(Assignment):
What is the number of lines in these entries that contain "phone"? State it alone.
[[ Extracted information open ]]
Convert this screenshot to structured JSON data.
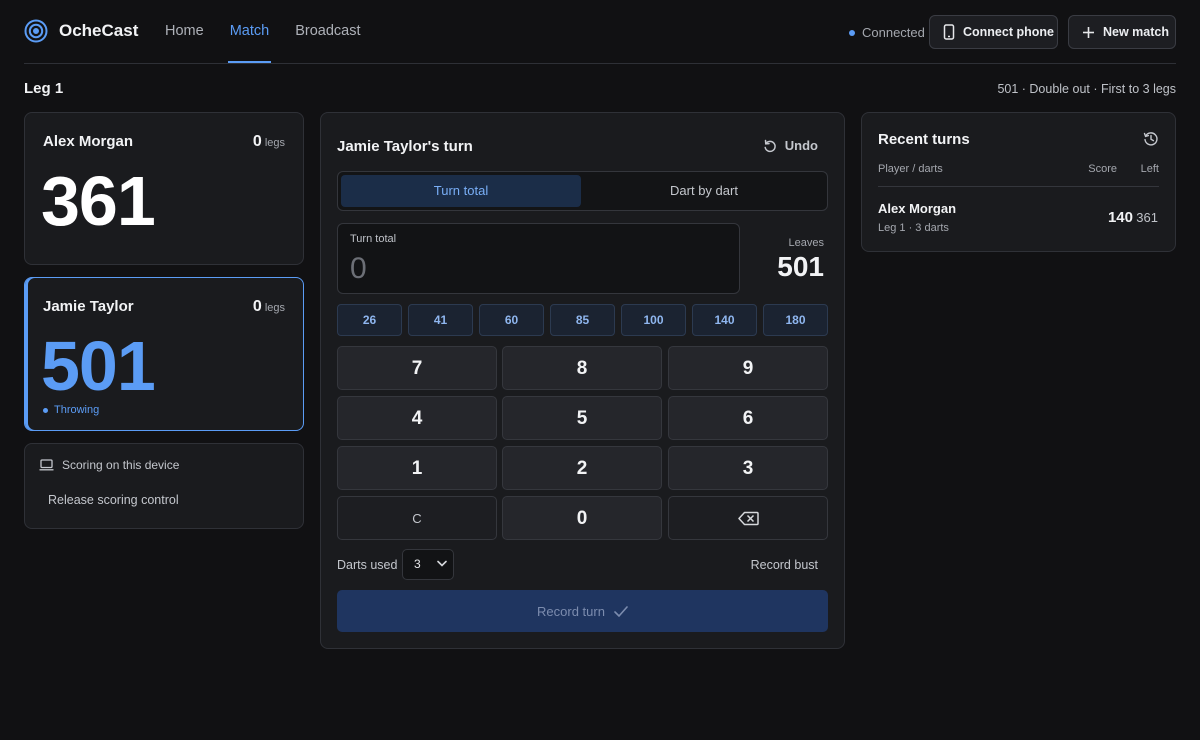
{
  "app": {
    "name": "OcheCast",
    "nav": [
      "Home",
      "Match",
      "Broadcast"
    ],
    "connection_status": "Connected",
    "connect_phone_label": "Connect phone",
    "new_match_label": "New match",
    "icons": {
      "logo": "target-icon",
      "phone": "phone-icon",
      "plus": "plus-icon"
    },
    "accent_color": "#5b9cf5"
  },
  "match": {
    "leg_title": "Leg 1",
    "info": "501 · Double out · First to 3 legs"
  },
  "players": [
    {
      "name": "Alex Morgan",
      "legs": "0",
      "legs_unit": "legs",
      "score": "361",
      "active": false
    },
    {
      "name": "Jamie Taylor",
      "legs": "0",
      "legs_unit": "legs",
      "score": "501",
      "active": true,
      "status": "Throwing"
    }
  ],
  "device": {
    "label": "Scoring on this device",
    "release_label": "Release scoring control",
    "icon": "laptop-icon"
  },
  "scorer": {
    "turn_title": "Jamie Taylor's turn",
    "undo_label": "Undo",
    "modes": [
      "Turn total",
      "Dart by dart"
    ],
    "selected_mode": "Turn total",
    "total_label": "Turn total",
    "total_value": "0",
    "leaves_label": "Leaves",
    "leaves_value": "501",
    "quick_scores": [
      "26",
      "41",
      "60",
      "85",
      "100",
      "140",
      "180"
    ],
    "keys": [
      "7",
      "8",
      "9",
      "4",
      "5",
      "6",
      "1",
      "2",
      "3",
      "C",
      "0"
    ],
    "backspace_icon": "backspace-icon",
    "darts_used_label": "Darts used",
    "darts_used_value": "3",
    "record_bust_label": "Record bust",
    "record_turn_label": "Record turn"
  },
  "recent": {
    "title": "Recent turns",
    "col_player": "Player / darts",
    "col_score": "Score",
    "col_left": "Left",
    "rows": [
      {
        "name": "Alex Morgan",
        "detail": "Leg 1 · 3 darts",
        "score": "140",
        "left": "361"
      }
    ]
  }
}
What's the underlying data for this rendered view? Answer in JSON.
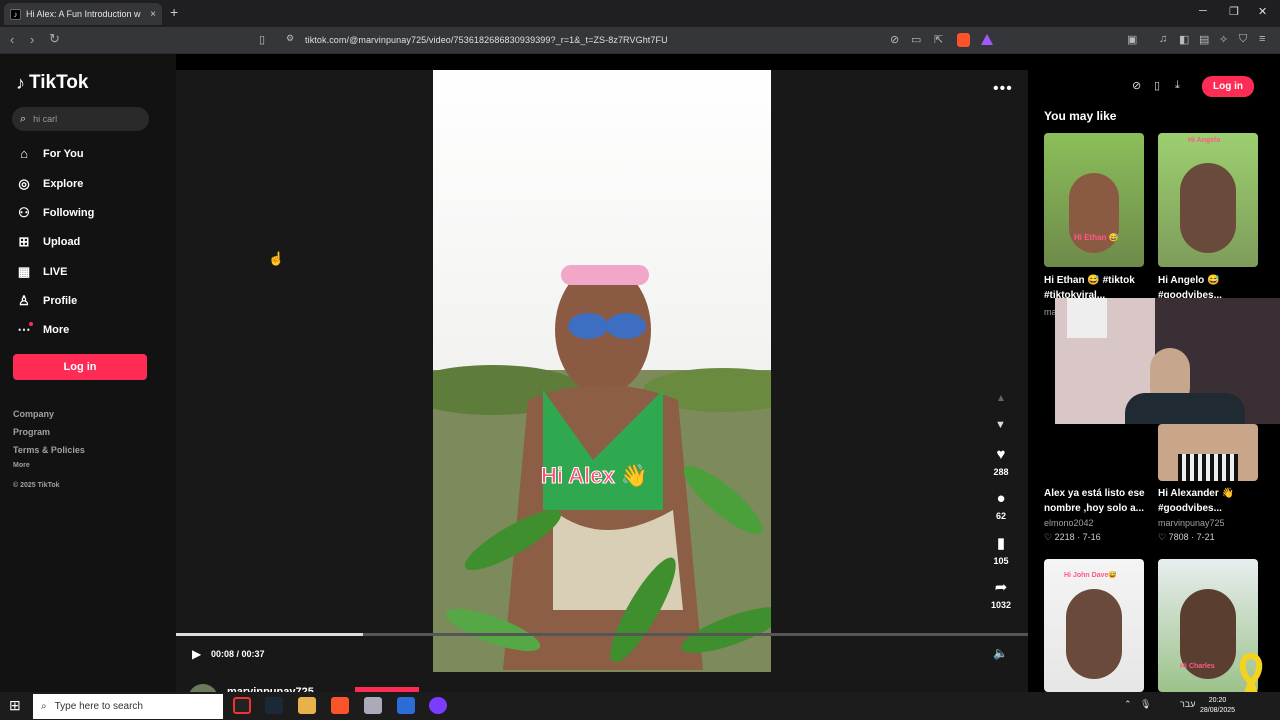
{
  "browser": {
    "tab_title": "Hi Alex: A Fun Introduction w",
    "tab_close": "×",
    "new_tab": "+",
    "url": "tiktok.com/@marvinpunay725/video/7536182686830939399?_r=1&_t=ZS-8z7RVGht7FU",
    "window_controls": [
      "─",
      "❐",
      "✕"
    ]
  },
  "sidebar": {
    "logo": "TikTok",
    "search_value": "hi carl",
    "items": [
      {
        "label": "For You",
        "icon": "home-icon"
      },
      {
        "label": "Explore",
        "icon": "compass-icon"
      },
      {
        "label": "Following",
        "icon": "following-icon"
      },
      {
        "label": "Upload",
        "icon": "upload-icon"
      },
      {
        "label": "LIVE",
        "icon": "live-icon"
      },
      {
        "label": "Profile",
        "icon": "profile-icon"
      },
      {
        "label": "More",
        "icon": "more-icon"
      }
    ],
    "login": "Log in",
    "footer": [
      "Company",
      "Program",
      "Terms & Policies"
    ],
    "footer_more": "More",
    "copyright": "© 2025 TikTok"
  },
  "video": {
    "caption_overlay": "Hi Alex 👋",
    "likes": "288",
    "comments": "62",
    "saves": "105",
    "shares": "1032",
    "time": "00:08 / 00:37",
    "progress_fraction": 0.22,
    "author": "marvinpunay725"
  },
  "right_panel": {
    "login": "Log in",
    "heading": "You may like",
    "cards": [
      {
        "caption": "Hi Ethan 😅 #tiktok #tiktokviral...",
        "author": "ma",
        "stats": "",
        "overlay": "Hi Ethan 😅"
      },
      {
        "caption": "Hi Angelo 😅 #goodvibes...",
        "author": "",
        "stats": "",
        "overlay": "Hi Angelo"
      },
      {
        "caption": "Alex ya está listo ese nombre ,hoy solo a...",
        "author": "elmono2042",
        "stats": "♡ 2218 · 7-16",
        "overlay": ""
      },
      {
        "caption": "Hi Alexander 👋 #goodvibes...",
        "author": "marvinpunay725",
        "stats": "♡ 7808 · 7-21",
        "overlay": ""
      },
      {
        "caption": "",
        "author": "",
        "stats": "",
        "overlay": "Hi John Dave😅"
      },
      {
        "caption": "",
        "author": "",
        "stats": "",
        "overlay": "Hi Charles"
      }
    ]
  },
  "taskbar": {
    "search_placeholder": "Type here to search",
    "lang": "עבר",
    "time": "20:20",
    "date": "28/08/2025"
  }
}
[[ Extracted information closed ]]
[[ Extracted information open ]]
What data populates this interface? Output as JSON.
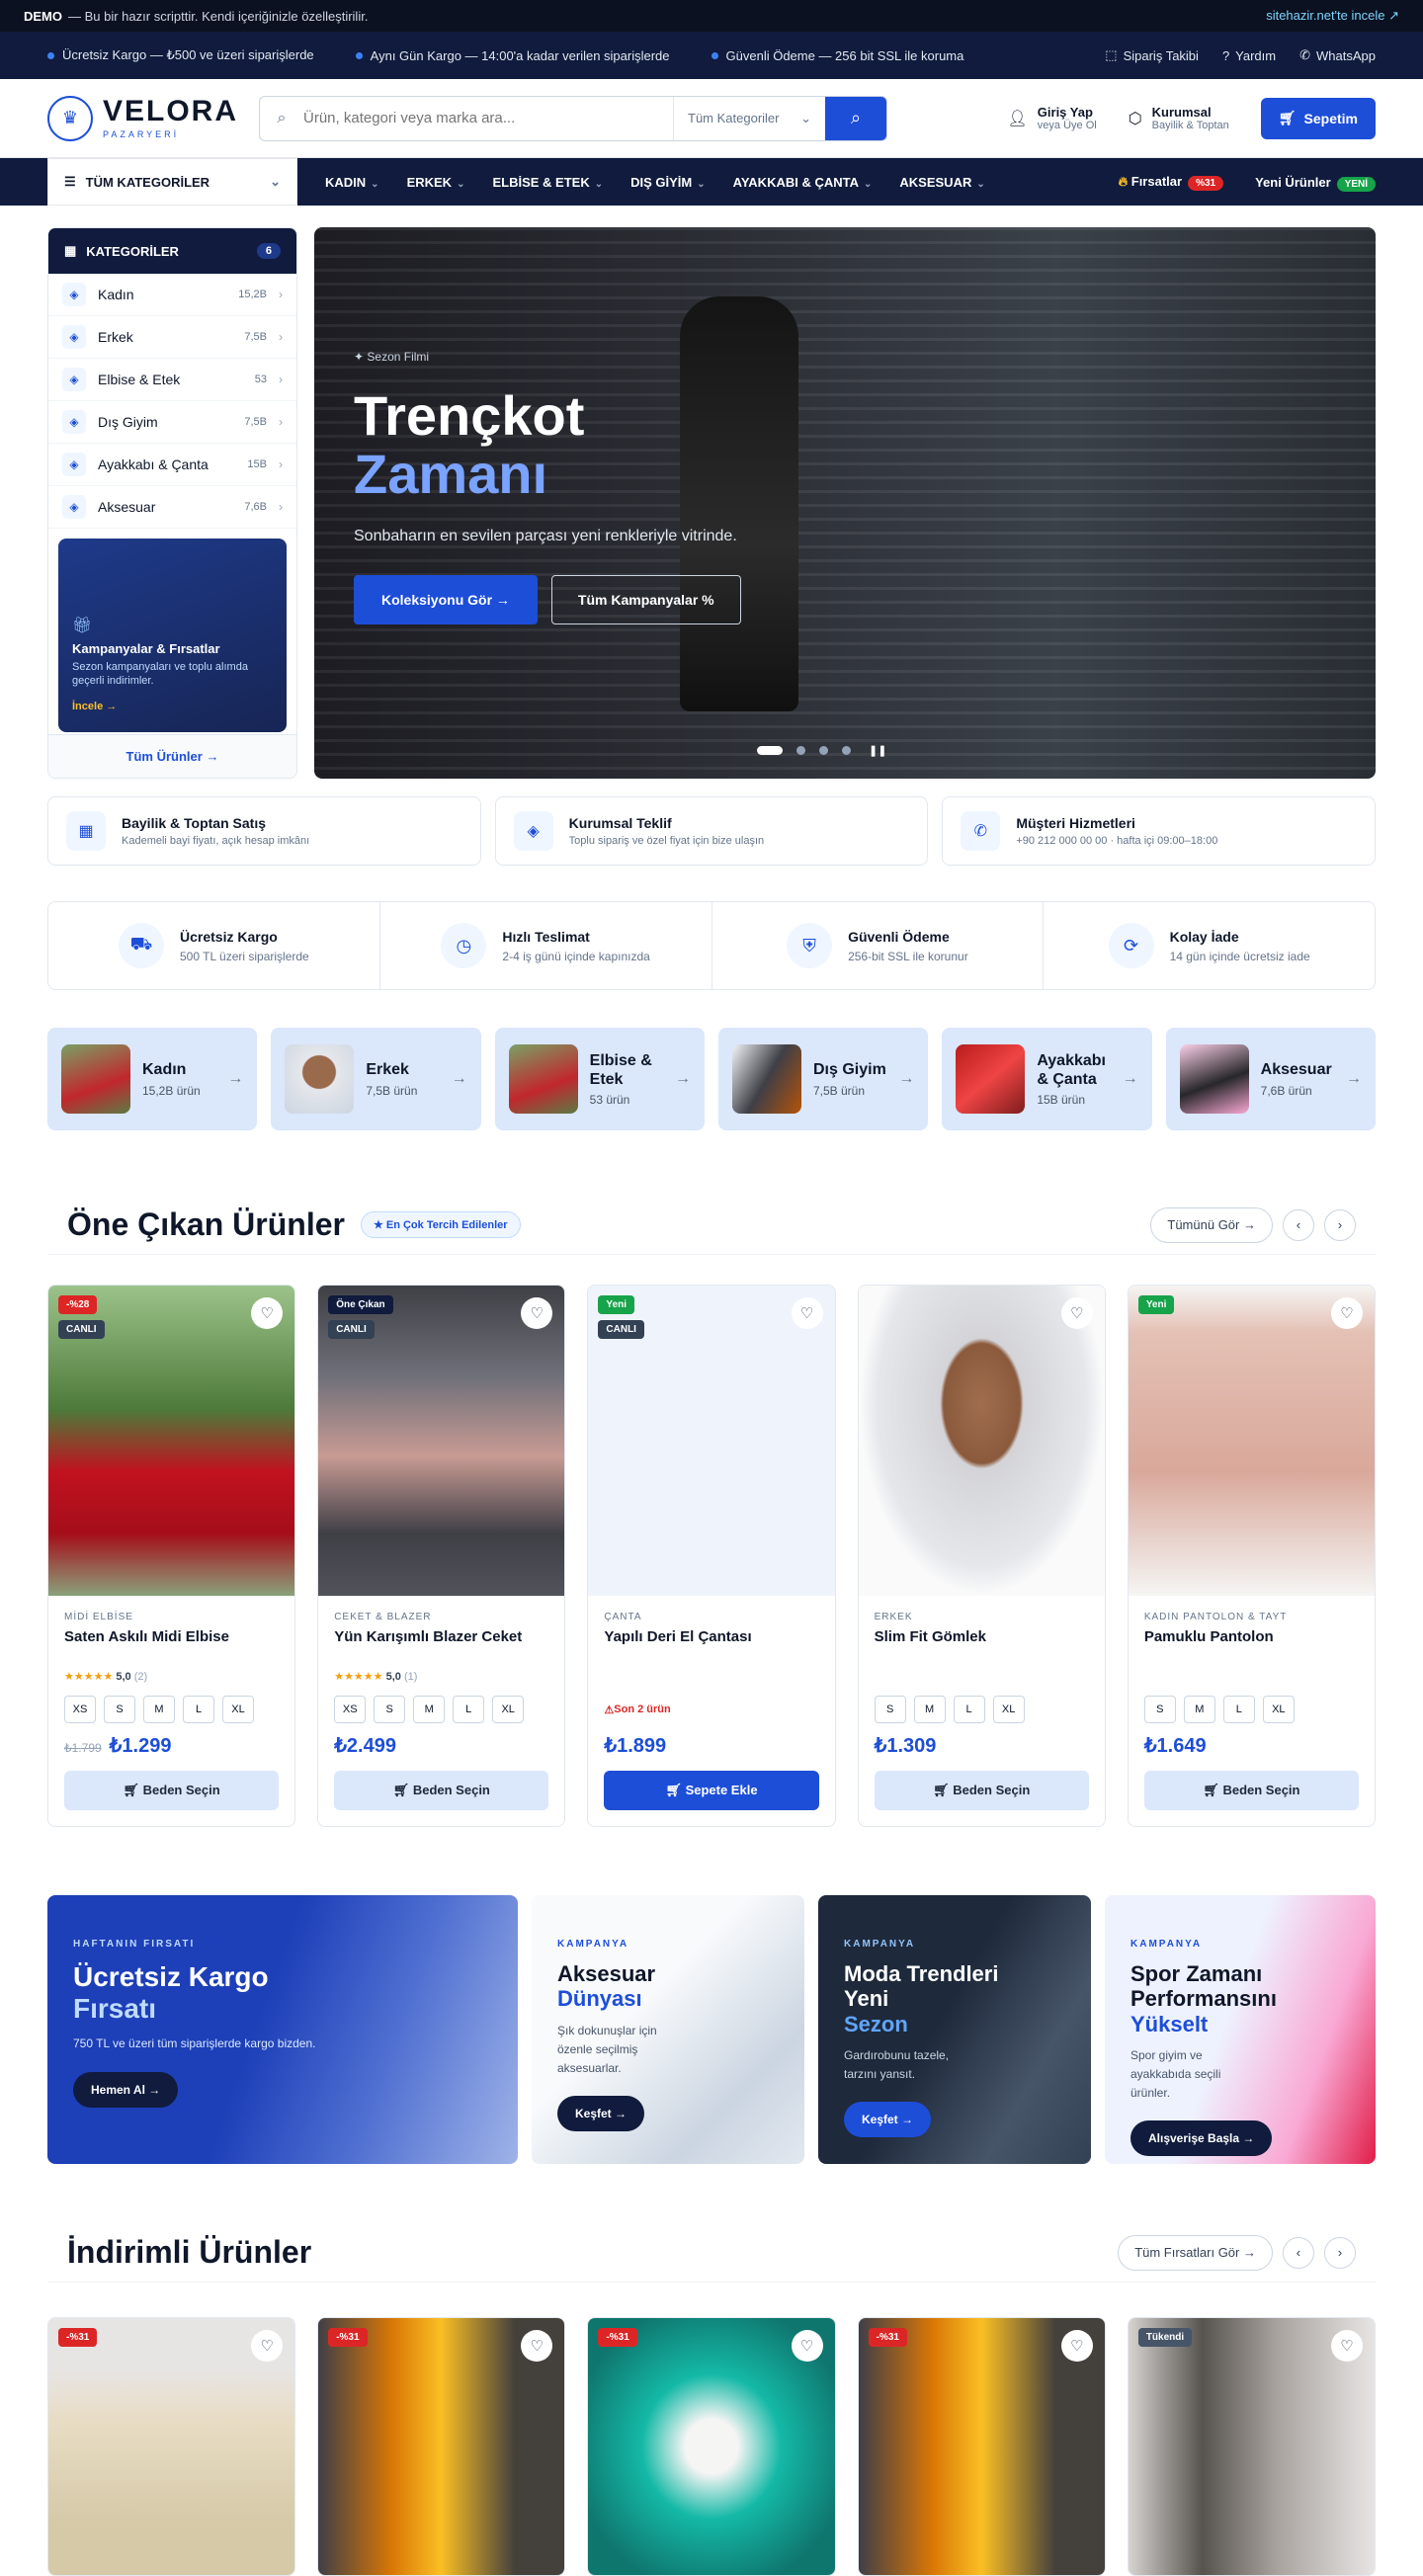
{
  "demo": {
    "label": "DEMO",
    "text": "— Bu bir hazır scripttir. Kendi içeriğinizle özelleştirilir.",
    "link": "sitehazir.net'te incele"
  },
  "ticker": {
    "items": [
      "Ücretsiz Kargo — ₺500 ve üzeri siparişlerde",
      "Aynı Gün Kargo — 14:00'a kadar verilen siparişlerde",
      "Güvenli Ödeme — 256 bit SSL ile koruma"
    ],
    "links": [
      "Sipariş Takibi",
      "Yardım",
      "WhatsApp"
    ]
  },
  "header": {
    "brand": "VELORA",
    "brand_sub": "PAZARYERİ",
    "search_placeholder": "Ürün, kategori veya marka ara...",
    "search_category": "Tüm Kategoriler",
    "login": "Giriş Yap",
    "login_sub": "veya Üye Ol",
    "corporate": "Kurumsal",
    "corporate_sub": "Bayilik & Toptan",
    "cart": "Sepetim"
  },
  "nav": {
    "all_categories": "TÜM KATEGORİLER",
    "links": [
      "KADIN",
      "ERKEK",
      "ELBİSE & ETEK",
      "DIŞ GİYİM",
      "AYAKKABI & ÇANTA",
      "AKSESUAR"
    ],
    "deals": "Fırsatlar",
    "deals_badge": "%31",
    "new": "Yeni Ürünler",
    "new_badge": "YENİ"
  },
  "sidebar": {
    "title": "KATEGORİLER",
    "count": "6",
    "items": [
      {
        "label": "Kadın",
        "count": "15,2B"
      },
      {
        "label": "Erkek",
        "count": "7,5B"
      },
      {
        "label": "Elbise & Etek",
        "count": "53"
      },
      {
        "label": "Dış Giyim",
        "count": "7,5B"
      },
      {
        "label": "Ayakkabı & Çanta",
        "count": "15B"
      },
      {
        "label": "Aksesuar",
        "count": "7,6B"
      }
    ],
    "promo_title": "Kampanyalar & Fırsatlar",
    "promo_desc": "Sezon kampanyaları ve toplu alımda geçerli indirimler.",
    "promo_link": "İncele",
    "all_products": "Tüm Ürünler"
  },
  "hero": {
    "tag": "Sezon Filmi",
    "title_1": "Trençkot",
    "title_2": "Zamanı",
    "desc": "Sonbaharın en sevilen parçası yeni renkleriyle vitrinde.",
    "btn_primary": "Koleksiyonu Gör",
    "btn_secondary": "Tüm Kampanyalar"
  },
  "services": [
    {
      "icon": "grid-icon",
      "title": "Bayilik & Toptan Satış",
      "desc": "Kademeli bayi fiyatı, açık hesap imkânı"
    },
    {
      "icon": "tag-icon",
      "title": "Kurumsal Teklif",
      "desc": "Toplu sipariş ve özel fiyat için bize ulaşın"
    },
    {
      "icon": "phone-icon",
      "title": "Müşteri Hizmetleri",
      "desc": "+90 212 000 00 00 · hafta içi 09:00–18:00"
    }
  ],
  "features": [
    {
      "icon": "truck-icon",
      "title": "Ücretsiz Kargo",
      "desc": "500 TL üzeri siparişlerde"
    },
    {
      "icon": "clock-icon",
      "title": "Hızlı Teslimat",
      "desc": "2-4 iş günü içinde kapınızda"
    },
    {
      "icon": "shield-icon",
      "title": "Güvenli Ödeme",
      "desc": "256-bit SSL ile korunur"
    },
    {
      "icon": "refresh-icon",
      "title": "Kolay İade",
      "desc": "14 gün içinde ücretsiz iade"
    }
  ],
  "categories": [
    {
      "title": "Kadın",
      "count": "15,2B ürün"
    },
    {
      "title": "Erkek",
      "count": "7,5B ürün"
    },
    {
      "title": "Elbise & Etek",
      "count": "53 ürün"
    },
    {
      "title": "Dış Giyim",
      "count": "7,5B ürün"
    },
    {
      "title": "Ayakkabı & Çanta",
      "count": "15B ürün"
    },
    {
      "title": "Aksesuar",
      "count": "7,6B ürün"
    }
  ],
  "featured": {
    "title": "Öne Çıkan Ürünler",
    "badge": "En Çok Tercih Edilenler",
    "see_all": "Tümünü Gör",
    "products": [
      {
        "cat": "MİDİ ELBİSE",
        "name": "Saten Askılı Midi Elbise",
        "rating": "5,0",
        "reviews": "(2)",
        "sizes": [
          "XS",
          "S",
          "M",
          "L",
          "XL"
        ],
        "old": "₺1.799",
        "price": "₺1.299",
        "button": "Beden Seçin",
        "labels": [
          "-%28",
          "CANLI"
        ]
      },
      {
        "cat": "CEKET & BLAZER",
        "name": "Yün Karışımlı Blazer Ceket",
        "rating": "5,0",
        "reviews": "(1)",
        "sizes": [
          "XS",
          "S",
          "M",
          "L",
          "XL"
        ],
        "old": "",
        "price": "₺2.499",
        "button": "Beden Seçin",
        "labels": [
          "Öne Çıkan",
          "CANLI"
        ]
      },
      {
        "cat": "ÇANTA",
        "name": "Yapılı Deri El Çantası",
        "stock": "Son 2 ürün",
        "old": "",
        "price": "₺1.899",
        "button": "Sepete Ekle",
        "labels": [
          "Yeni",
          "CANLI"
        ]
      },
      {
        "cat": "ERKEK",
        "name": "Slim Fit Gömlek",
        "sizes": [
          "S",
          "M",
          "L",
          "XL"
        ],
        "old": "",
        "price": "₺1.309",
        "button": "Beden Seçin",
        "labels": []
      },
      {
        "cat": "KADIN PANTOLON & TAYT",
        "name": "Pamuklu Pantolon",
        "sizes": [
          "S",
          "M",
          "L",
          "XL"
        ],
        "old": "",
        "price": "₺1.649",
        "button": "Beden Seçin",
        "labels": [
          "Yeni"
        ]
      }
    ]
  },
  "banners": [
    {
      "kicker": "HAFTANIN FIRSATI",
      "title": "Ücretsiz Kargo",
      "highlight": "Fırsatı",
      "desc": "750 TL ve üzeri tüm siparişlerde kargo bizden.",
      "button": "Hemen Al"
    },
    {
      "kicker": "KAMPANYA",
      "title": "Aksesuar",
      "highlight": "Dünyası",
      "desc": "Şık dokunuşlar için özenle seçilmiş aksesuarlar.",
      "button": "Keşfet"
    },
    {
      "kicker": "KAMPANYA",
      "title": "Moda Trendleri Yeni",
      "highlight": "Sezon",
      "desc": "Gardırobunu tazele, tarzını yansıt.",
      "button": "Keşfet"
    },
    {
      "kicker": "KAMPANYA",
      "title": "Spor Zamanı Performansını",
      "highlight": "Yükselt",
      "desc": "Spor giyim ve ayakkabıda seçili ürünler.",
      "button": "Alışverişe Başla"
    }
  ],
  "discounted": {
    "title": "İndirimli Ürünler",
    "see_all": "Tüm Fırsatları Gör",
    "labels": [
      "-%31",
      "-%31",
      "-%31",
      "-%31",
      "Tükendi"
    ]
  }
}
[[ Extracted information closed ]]
(Answer space):
3